This year, as part of our Take Back The Beach program, we are asking YOU to tell us about your experiences with body talk and self-perception. Below, one reader's story.
"Suck It In, Taylor!"
People suck. That's the ultimate truth. Unfortunately, some people suck who are related to you. You love them, of course, chalking off their weird, sometimes offensive comments to their personality. It was a comment of a family member that I repeat in my mind probably five times a day, and it drives me absolutely crazy.
“Suck it in, Taylor!” I was 7 or 8 at a family BBQ (a situation in which I absolutely shouldn't have needed to feel self-conscious). I was running around with all of my cousins, wearing a bikini that I picked out myself, and generally not giving a single shit about my stomach. That changed, of course, with this comment. I'm going to be honest, I'm not sure that I ever felt the need to worry about my weight until this point. I don't think I even realized I had a tubby stomach, but from then on, I was hyper aware of it.
I suck in my stomach in pictures. I suck in my stomach at work. I suck in my stomach every damn time I look in the mirror to the point that I think I look “unnatural” without doing it. I check to make sure that you can't see my stomach before I leave the house. It is worse now, of course, now that I've got this mom tummy. I have these stretch marks, tiger stripes, which peak over even the highest waist jeans.

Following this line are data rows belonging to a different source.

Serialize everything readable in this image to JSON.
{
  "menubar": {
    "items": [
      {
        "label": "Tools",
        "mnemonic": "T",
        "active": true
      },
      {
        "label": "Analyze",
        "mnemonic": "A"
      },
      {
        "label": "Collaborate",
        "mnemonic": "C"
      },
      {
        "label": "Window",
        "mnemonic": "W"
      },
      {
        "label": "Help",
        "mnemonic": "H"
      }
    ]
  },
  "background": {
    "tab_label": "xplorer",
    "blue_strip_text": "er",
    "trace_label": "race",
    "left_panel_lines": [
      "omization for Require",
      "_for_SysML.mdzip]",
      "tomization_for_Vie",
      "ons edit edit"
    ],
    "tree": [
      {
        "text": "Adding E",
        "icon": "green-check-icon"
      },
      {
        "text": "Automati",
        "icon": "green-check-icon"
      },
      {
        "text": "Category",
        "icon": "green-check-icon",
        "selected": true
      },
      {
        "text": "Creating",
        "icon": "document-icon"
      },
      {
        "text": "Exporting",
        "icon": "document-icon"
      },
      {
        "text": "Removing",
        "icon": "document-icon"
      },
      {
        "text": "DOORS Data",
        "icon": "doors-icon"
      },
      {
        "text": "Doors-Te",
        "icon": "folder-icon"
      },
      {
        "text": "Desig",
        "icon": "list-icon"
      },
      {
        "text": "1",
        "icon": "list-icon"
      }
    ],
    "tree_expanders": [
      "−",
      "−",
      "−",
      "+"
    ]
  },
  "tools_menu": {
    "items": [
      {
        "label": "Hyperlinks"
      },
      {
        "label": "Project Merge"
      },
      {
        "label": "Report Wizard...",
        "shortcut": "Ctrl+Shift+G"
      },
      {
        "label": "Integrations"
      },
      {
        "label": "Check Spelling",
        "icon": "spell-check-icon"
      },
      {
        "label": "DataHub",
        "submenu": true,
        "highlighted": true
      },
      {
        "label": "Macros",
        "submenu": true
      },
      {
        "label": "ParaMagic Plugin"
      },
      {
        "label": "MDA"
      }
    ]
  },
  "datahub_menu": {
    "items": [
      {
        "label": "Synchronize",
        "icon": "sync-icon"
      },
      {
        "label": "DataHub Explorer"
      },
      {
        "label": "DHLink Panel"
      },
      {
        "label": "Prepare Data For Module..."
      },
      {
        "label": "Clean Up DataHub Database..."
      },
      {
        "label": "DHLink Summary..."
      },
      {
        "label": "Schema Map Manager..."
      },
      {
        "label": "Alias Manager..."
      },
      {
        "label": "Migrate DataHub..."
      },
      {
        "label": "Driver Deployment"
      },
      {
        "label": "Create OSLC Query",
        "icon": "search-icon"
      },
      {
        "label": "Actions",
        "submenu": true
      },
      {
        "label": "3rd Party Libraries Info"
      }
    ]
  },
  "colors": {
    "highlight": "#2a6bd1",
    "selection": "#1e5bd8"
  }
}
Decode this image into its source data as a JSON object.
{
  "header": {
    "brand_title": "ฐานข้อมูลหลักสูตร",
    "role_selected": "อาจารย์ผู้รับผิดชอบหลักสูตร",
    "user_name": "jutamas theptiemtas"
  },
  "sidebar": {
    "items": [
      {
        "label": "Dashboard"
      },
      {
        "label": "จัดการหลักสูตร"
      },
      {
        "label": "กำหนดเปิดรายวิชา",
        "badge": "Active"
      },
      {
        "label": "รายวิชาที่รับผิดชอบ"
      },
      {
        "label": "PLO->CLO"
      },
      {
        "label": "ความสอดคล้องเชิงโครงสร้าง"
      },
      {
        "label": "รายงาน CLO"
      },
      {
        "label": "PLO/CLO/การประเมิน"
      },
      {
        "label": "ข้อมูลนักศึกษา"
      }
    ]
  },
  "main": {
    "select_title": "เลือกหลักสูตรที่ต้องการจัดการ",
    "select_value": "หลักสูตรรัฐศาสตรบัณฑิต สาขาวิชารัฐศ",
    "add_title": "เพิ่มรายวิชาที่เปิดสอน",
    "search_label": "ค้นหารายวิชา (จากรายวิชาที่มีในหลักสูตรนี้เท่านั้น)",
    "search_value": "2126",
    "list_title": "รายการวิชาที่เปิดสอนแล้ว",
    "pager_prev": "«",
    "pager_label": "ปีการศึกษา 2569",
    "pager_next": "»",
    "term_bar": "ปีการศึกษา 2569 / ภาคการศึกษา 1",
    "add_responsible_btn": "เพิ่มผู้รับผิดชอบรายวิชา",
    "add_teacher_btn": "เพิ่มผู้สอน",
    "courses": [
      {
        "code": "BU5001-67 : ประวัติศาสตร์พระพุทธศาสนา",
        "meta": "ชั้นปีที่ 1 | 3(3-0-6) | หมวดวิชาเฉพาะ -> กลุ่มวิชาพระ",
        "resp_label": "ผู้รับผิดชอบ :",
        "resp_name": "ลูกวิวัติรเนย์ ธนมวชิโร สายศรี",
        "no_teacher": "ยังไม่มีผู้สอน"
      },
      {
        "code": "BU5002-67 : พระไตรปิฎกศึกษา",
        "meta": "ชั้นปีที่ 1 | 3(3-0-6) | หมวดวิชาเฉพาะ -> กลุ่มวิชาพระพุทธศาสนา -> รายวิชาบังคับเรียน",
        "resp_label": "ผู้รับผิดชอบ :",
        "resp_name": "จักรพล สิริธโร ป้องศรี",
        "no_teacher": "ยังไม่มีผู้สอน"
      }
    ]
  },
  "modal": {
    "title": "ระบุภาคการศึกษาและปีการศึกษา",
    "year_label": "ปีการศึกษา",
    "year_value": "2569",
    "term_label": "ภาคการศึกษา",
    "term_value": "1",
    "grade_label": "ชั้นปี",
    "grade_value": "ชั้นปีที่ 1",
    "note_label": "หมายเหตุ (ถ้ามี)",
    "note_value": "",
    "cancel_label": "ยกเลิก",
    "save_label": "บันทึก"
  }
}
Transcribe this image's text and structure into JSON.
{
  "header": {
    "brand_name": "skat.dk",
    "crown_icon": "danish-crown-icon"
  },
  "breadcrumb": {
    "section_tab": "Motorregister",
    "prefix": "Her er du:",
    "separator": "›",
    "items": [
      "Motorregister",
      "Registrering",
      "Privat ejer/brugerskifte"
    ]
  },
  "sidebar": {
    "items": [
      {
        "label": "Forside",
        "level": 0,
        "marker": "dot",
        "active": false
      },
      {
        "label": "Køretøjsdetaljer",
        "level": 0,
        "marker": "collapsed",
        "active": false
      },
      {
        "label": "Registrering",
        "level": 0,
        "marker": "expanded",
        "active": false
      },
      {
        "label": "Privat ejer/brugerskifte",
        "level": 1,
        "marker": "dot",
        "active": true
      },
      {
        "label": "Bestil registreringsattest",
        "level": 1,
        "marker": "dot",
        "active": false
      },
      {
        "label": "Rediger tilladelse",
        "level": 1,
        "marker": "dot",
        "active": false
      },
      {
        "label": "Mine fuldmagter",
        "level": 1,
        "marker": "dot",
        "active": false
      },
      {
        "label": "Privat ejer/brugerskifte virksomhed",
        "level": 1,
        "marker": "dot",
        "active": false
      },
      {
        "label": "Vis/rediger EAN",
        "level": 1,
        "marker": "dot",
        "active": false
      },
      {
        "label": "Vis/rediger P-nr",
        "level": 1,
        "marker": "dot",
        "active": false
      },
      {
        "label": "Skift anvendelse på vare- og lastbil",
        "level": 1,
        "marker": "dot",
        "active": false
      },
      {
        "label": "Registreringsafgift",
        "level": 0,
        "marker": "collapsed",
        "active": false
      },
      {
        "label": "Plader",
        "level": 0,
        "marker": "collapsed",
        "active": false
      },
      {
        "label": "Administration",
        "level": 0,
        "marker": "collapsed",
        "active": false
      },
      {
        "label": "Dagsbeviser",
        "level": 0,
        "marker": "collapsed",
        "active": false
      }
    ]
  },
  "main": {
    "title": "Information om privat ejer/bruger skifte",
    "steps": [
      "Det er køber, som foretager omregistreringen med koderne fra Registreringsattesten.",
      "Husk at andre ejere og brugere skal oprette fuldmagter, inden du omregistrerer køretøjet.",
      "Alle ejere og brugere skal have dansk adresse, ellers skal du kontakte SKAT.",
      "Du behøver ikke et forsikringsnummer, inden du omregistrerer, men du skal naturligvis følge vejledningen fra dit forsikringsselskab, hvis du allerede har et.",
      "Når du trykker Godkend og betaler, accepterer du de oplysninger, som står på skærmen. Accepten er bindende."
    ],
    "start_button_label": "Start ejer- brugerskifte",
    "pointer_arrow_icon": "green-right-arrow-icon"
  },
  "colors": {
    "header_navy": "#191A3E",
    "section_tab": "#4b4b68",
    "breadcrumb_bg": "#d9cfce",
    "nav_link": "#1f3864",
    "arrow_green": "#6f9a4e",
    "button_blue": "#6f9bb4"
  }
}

It's funny, really, that the comment has stuck with me for so long. I forgave the girls who bullied me to the edge of suicide when I was in elementary school. I forgave the therapist who told me, “It's just hormones,” when I spilled my heart out to him. Why can't I forgive my own family? Why can't I let it go?
I'm a proud Native American woman. I brought an amazing, intelligent little boy into this world. I own a home, I'm a nurse. I work at the hospital I was born in, serving my people. I have accomplished amazing things, but I cry in the changing rooms at department stores. I pull everything out of my closet and sob as nothing looks right against my stomach. I make calculations on how much I would need to put away each pay check to afford a tummy tuck. I'm a mess and, yet, I keep telling myself, “Suck it in, Taylor!”
I can't blame that comment for the buckets of self-doubt I have, but I can blame it for what it was. I was a child! No one has any business telling a child that they're too fat to wear a swimsuit. No one had any right to take that innocence away from me.
I hope that my son will know how to love himself. I hope that I am able to cultivate his spirit to look beyond the words of others and to love the uniqueness of his body. I can think of a million things wrong with my body (number one: my flabby stomach), but I can't think of a single thing wrong with his.
#TakeBackTheBeach essays are meant to reflect individual women's experiences. They have only been lightly edited (if at all) by Refinery29 and do not necessarily reflect the company's point of view. Refinery29 in no way encourages illegal activity or harmful behavior.
Have a story of body image and self-perception that you want to share? Submit your essay to our Take Back The Beach contest here.